|International Classification||B29C53/20, H05B3/58, H02G1/14|
|Cooperative Classification||H02G1/14, H05B3/565, B29C53/20, H05B3/56|
|European Classification||H05B3/56, H05B3/56A, H02G1/14, B29C53/20|
|Mar 11, 1992||AS||Assignment|
Owner name: COOPER POWER SYSTEMS, INC., PENNSYLVANIA
Free format text: ASSIGNMENT OF ASSIGNORS INTEREST.;ASSIGNORS:KNAPP, TODD K.;MARTINDILL, DARREN W.;ROSCIZEWSKI, PAUL M.;REEL/FRAME:006063/0453
Effective date: 19920306
|Sep 27, 1996||FPAY||Fee payment|
Year of fee payment: 4
|Sep 28, 2000||FPAY||Fee payment|
Year of fee payment: 8
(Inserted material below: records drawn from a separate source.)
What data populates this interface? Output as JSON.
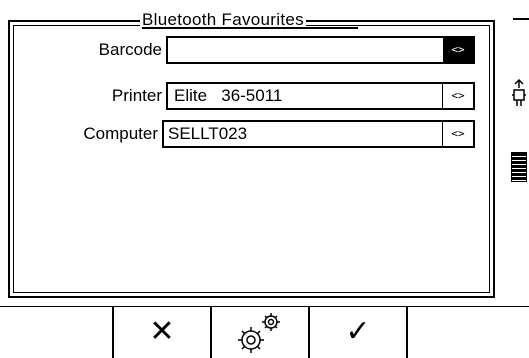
{
  "dialog": {
    "title": "Bluetooth Favourites",
    "fields": [
      {
        "label": "Barcode",
        "value": "",
        "button": "<>",
        "selected": true
      },
      {
        "label": "Printer",
        "value": "Elite   36-5011",
        "button": "<>",
        "selected": false
      },
      {
        "label": "Computer",
        "value": "SELLT023",
        "button": "<>",
        "selected": false
      }
    ]
  },
  "softkeys": {
    "cancel": "✕",
    "settings_icon": "gears-icon",
    "confirm": "✓"
  },
  "side_icons": {
    "top": "usb-plug-icon",
    "bottom": "battery-icon"
  }
}
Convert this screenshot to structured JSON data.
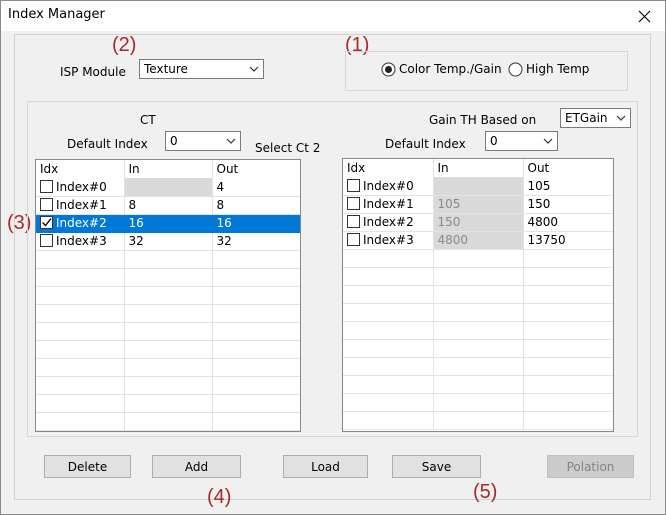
{
  "window": {
    "title": "Index Manager"
  },
  "annotations": {
    "a1": "(1)",
    "a2": "(2)",
    "a3": "(3)",
    "a4": "(4)",
    "a5": "(5)"
  },
  "isp": {
    "label": "ISP Module",
    "value": "Texture"
  },
  "mode": {
    "color_temp_label": "Color Temp./Gain",
    "high_temp_label": "High Temp",
    "selected": "Color Temp./Gain"
  },
  "ct": {
    "title": "CT",
    "default_index_label": "Default Index",
    "default_index_value": "0",
    "select_label": "Select Ct 2",
    "columns": [
      "Idx",
      "In",
      "Out"
    ],
    "rows": [
      {
        "idx": "Index#0",
        "in": "",
        "out": "4",
        "checked": false,
        "selected": false
      },
      {
        "idx": "Index#1",
        "in": "8",
        "out": "8",
        "checked": false,
        "selected": false
      },
      {
        "idx": "Index#2",
        "in": "16",
        "out": "16",
        "checked": true,
        "selected": true
      },
      {
        "idx": "Index#3",
        "in": "32",
        "out": "32",
        "checked": false,
        "selected": false
      }
    ]
  },
  "gain": {
    "th_label": "Gain TH Based on",
    "th_value": "ETGain",
    "default_index_label": "Default Index",
    "default_index_value": "0",
    "columns": [
      "Idx",
      "In",
      "Out"
    ],
    "rows": [
      {
        "idx": "Index#0",
        "in": "",
        "out": "105",
        "checked": false
      },
      {
        "idx": "Index#1",
        "in": "105",
        "out": "150",
        "checked": false
      },
      {
        "idx": "Index#2",
        "in": "150",
        "out": "4800",
        "checked": false
      },
      {
        "idx": "Index#3",
        "in": "4800",
        "out": "13750",
        "checked": false
      }
    ]
  },
  "buttons": {
    "delete": "Delete",
    "add": "Add",
    "load": "Load",
    "save": "Save",
    "polation": "Polation"
  },
  "colors": {
    "selection": "#0078d7",
    "annotation": "#a52a2a"
  }
}
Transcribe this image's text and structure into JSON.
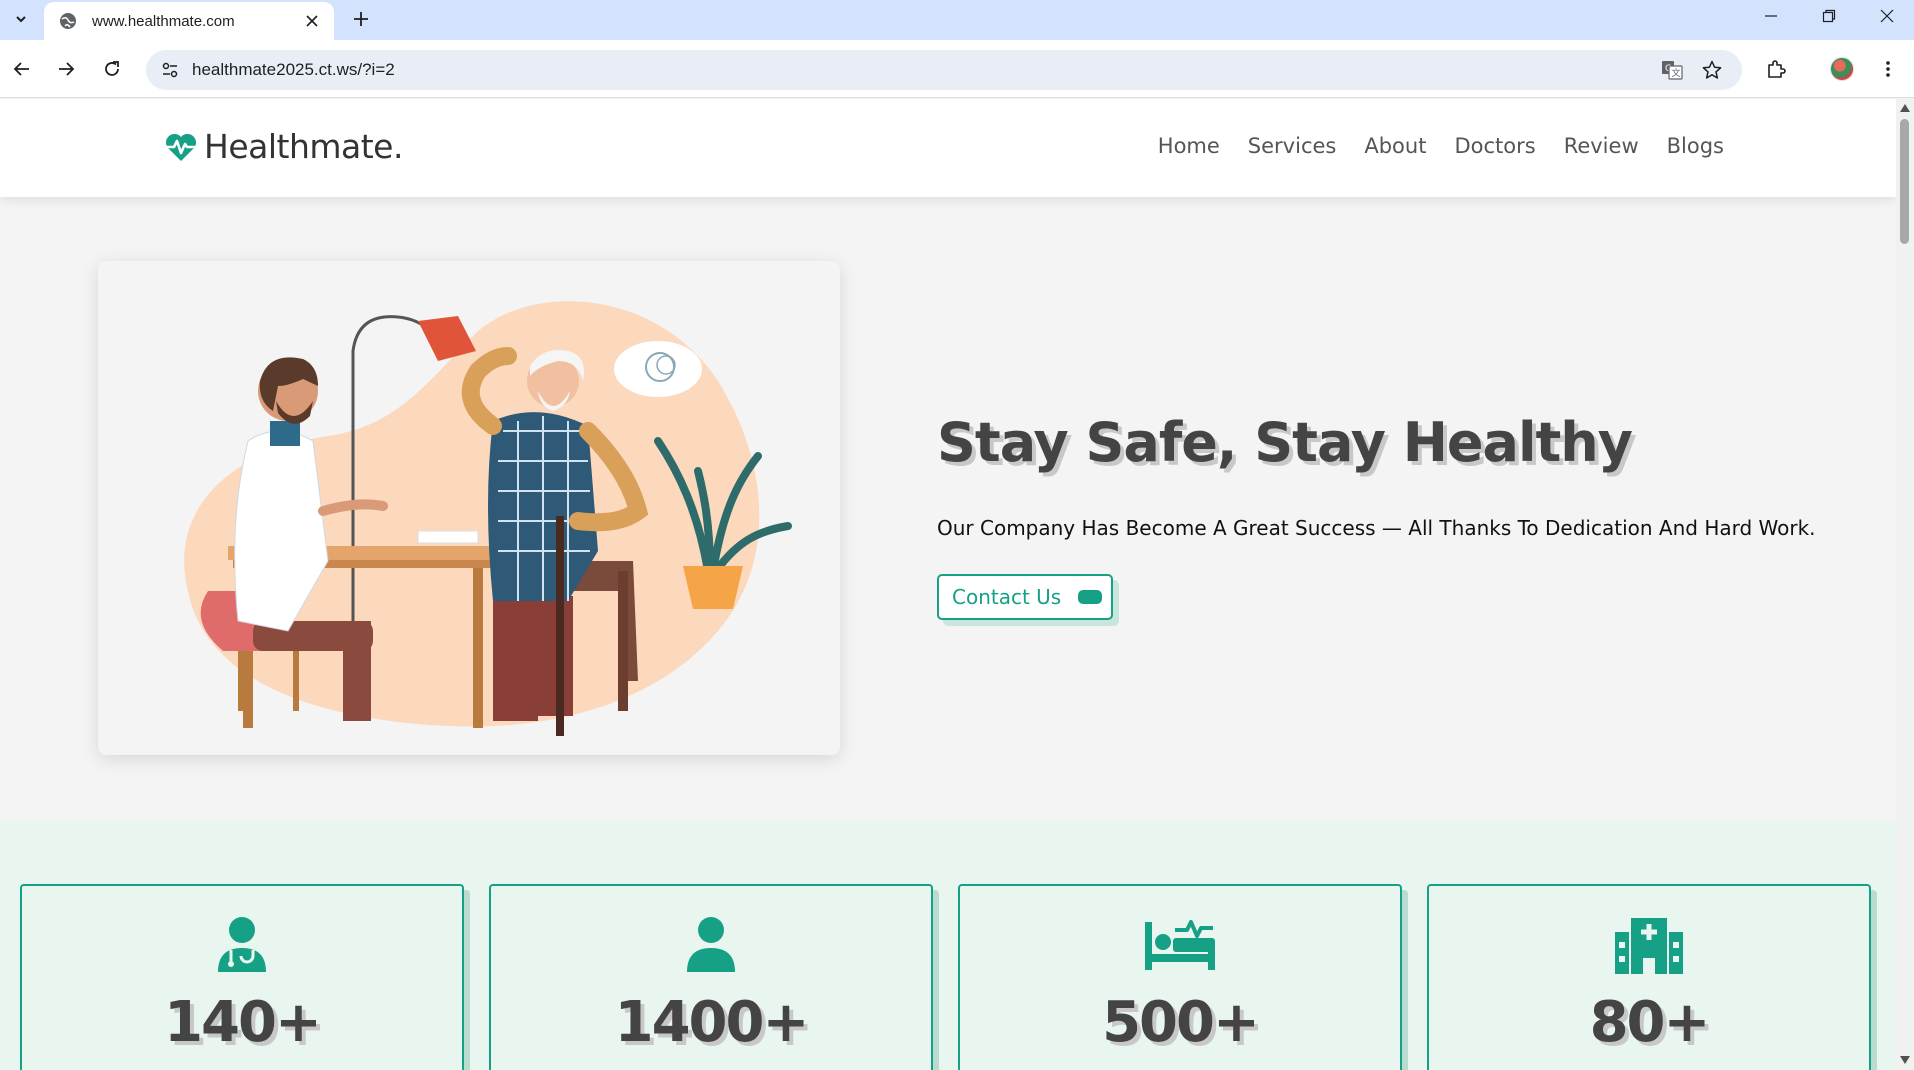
{
  "browser": {
    "tab_title": "www.healthmate.com",
    "url": "healthmate2025.ct.ws/?i=2",
    "icons": [
      "tab-search-icon",
      "globe-icon",
      "close-icon",
      "plus-icon",
      "minimize-icon",
      "restore-icon",
      "window-close-icon",
      "back-icon",
      "forward-icon",
      "reload-icon",
      "site-info-icon",
      "translate-icon",
      "star-icon",
      "extensions-icon",
      "profile-avatar",
      "kebab-menu-icon"
    ]
  },
  "site": {
    "logo_text": "Healthmate.",
    "nav": [
      "Home",
      "Services",
      "About",
      "Doctors",
      "Review",
      "Blogs"
    ],
    "accent_color": "#16a085"
  },
  "hero": {
    "title": "Stay Safe, Stay Healthy",
    "subtitle": "Our Company Has Become A Great Success — All Thanks To Dedication And Hard Work.",
    "button_label": "Contact Us"
  },
  "stats": [
    {
      "icon": "doctor-icon",
      "value": "140+"
    },
    {
      "icon": "patient-icon",
      "value": "1400+"
    },
    {
      "icon": "bed-icon",
      "value": "500+"
    },
    {
      "icon": "hospital-icon",
      "value": "80+"
    }
  ]
}
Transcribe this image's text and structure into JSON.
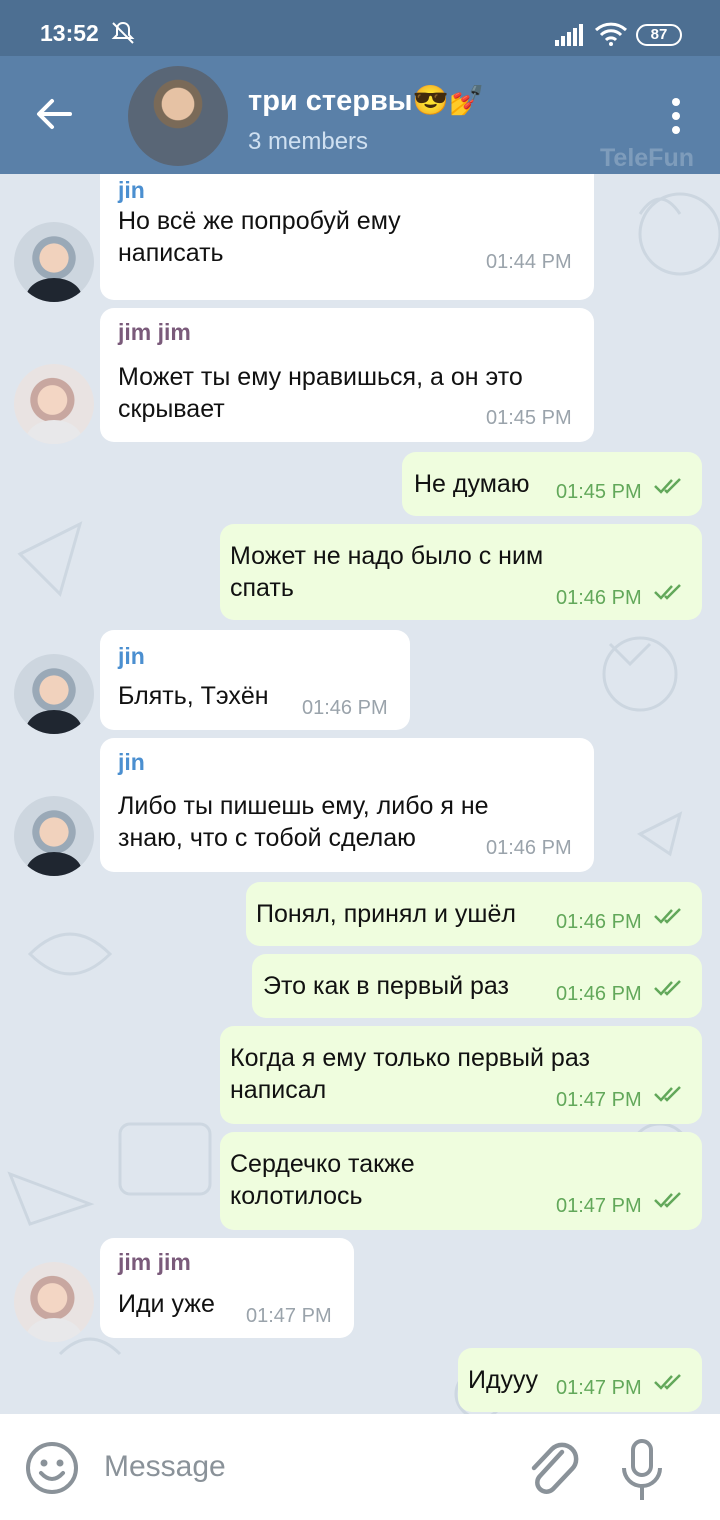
{
  "status_bar": {
    "time": "13:52",
    "battery": "87",
    "icons": [
      "mute-bell-icon",
      "signal-icon",
      "wifi-icon",
      "battery-icon"
    ]
  },
  "header": {
    "title": "три стервы😎💅",
    "subtitle": "3 members",
    "watermark": "TeleFun",
    "icons": [
      "back-arrow-icon",
      "more-vert-icon"
    ]
  },
  "messages": [
    {
      "direction": "in",
      "sender": "jin",
      "lines": [
        "Но всё же попробуй ему",
        "написать"
      ],
      "time": "01:44 PM"
    },
    {
      "direction": "in",
      "sender": "jim jim",
      "lines": [
        "Может ты ему нравишься, а он это",
        "скрывает"
      ],
      "time": "01:45 PM"
    },
    {
      "direction": "out",
      "lines": [
        "Не думаю"
      ],
      "time": "01:45 PM",
      "read": true
    },
    {
      "direction": "out",
      "lines": [
        "Может не надо было с ним",
        "спать"
      ],
      "time": "01:46 PM",
      "read": true
    },
    {
      "direction": "in",
      "sender": "jin",
      "lines": [
        "Блять, Тэхён"
      ],
      "time": "01:46 PM"
    },
    {
      "direction": "in",
      "sender": "jin",
      "lines": [
        "Либо ты пишешь ему, либо я не",
        "знаю, что с тобой сделаю"
      ],
      "time": "01:46 PM"
    },
    {
      "direction": "out",
      "lines": [
        "Понял, принял и ушёл"
      ],
      "time": "01:46 PM",
      "read": true
    },
    {
      "direction": "out",
      "lines": [
        "Это как в первый раз"
      ],
      "time": "01:46 PM",
      "read": true
    },
    {
      "direction": "out",
      "lines": [
        "Когда я ему только первый раз",
        "написал"
      ],
      "time": "01:47 PM",
      "read": true
    },
    {
      "direction": "out",
      "lines": [
        "Сердечко также",
        "колотилось"
      ],
      "time": "01:47 PM",
      "read": true
    },
    {
      "direction": "in",
      "sender": "jim jim",
      "lines": [
        "Иди уже"
      ],
      "time": "01:47 PM"
    },
    {
      "direction": "out",
      "lines": [
        "Идууу"
      ],
      "time": "01:47 PM",
      "read": true
    }
  ],
  "composer": {
    "placeholder": "Message",
    "icons": [
      "emoji-icon",
      "attach-icon",
      "mic-icon"
    ]
  },
  "colors": {
    "header": "#5a80a8",
    "status_bar": "#4d6f92",
    "incoming_bubble": "#ffffff",
    "outgoing_bubble": "#effdde",
    "read_check": "#62a85a",
    "sender_jin": "#4b8fd0",
    "sender_jimjim": "#7a5a7a"
  }
}
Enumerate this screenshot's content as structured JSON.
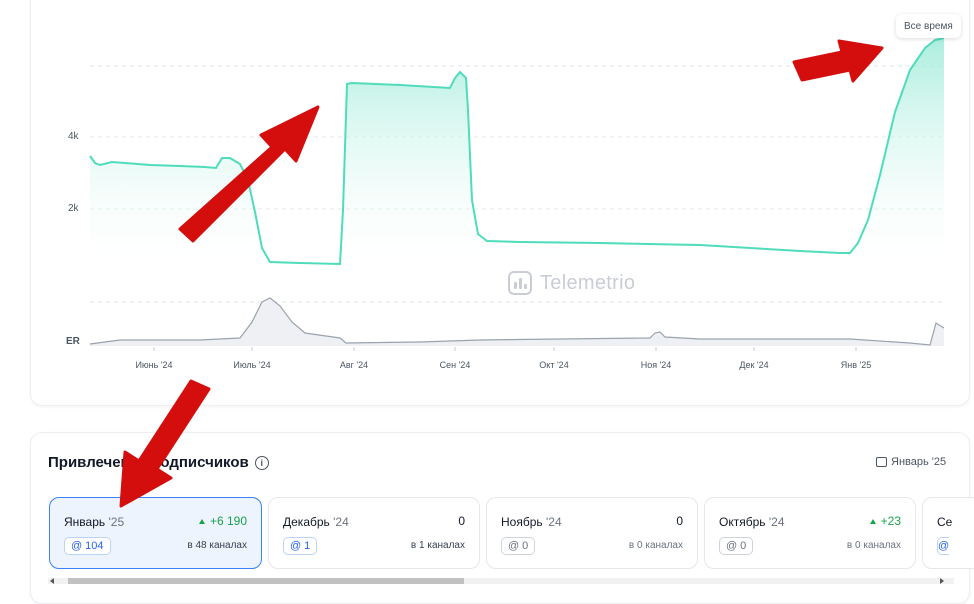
{
  "chart": {
    "range_label": "Все время",
    "watermark": "Telemetrio",
    "y_ticks": [
      "4k",
      "2k"
    ],
    "er_label": "ER",
    "x_ticks": [
      "Июнь '24",
      "Июль '24",
      "Авг '24",
      "Сен '24",
      "Окт '24",
      "Ноя '24",
      "Дек '24",
      "Янв '25"
    ],
    "line_color": "#4fdcbb",
    "fill_color": "#b9f0e2",
    "er_color": "#9aa3ae"
  },
  "chart_data": {
    "type": "area",
    "x": [
      "Июнь '24",
      "Июль '24",
      "Авг '24",
      "Сен '24",
      "Окт '24",
      "Ноя '24",
      "Дек '24",
      "Янв '25"
    ],
    "y_ticks": [
      "2k",
      "4k"
    ],
    "series": [
      {
        "values": [
          3200,
          1000,
          5400,
          1150,
          1100,
          1100,
          950,
          5800
        ]
      }
    ]
  },
  "attraction": {
    "title": "Привлечение подписчиков",
    "month_filter": "Январь '25",
    "months": [
      {
        "name": "Январь",
        "year": " '25",
        "delta": "+6 190",
        "positive": true,
        "badge": "104",
        "channels": "в 48 каналах",
        "active": true
      },
      {
        "name": "Декабрь",
        "year": " '24",
        "delta": "0",
        "positive": false,
        "badge": "1",
        "channels": "в 1 каналах",
        "active": false
      },
      {
        "name": "Ноябрь",
        "year": " '24",
        "delta": "0",
        "positive": false,
        "badge": "0",
        "channels": "в 0 каналах",
        "active": false
      },
      {
        "name": "Октябрь",
        "year": " '24",
        "delta": "+23",
        "positive": true,
        "badge": "0",
        "channels": "в 0 каналах",
        "active": false
      },
      {
        "name": "Се",
        "year": "",
        "delta": "",
        "positive": false,
        "badge": "",
        "channels": "",
        "active": false
      }
    ]
  },
  "annotations": {
    "arrow_color": "#d40d0d"
  }
}
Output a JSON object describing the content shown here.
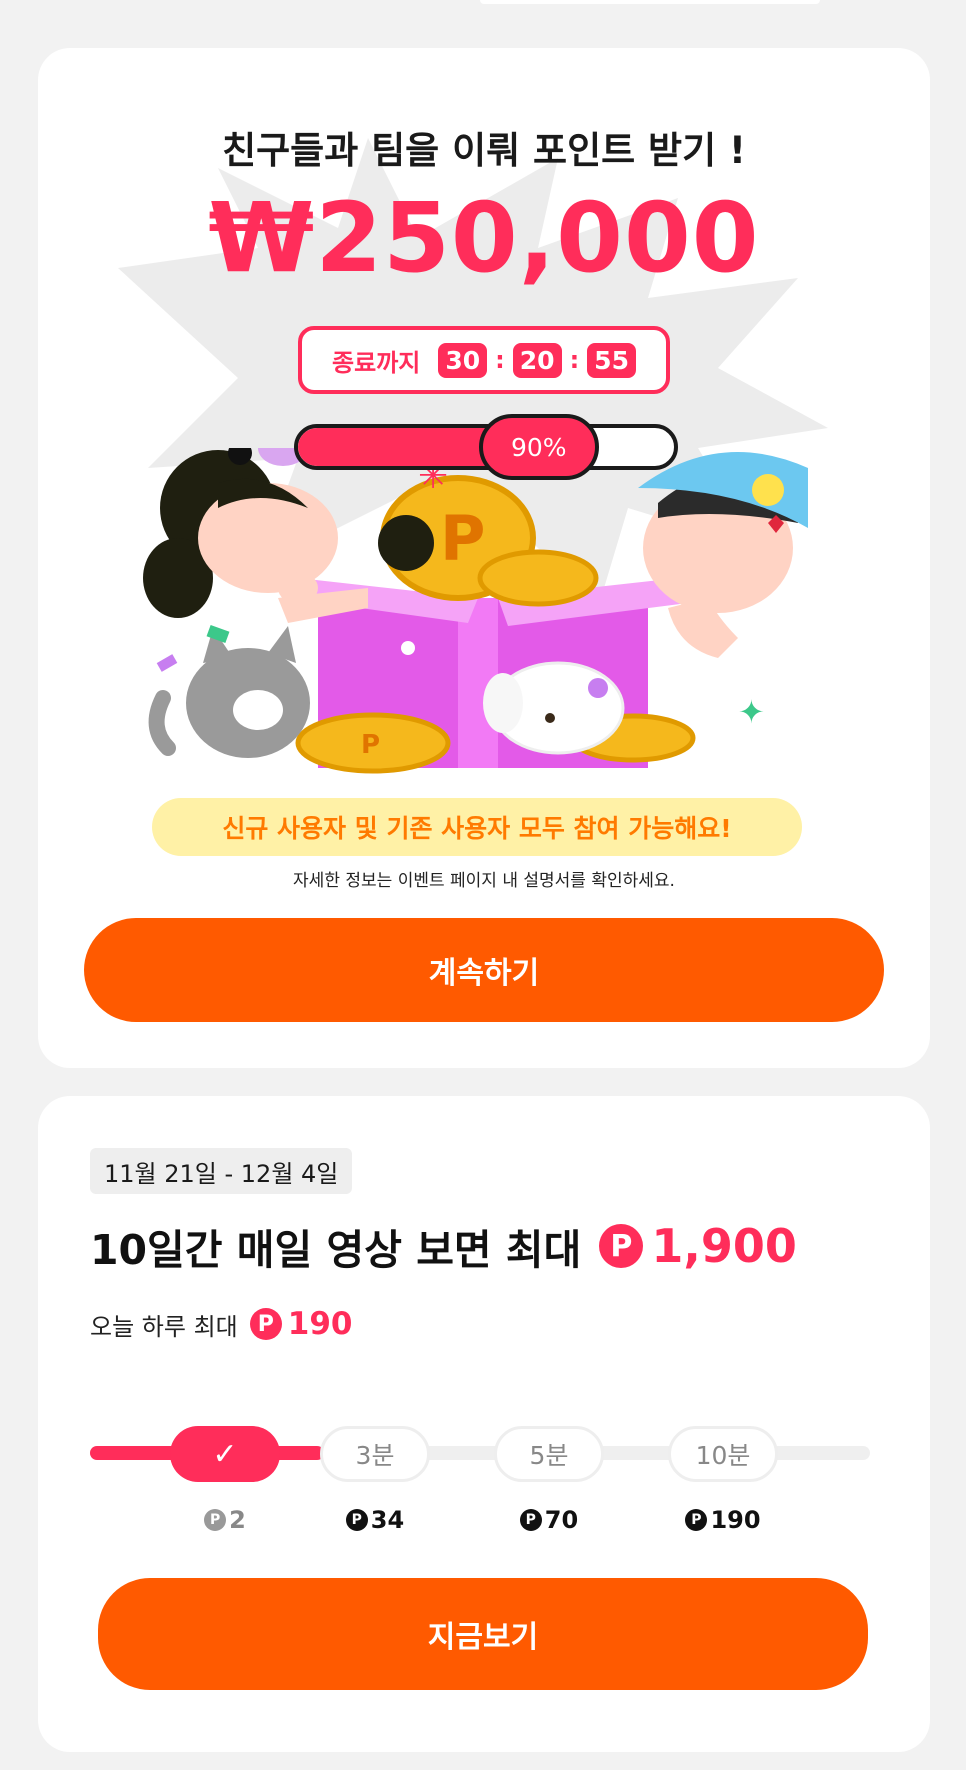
{
  "promo": {
    "headline": "친구들과 팀을 이뤄 포인트 받기 !",
    "amount": "₩250,000",
    "timer": {
      "label": "종료까지",
      "hours": "30",
      "minutes": "20",
      "seconds": "55",
      "separator": ":"
    },
    "progress": {
      "percent": 90,
      "label": "90%"
    },
    "banner": "신규 사용자 및 기존 사용자 모두 참여 가능해요!",
    "info": "자세한 정보는 이벤트 페이지 내 설명서를 확인하세요.",
    "continue_label": "계속하기",
    "colors": {
      "accent": "#ff2d5a",
      "button": "#ff5a00",
      "banner_bg": "#fff1a6",
      "banner_text": "#ff7a00"
    }
  },
  "video": {
    "date_range": "11월 21일 - 12월 4일",
    "title": "10일간 매일 영상 보면 최대",
    "coin_symbol": "P",
    "max_points": "1,900",
    "today_label": "오늘 하루 최대",
    "today_points": "190",
    "done_mark": "✓",
    "steps": [
      {
        "label": "",
        "reward": "2",
        "done": true
      },
      {
        "label": "3분",
        "reward": "34",
        "done": false
      },
      {
        "label": "5분",
        "reward": "70",
        "done": false
      },
      {
        "label": "10분",
        "reward": "190",
        "done": false
      }
    ],
    "watch_label": "지금보기"
  }
}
|Sep 29, 2004||FPAY||Fee payment|
Year of fee payment: 12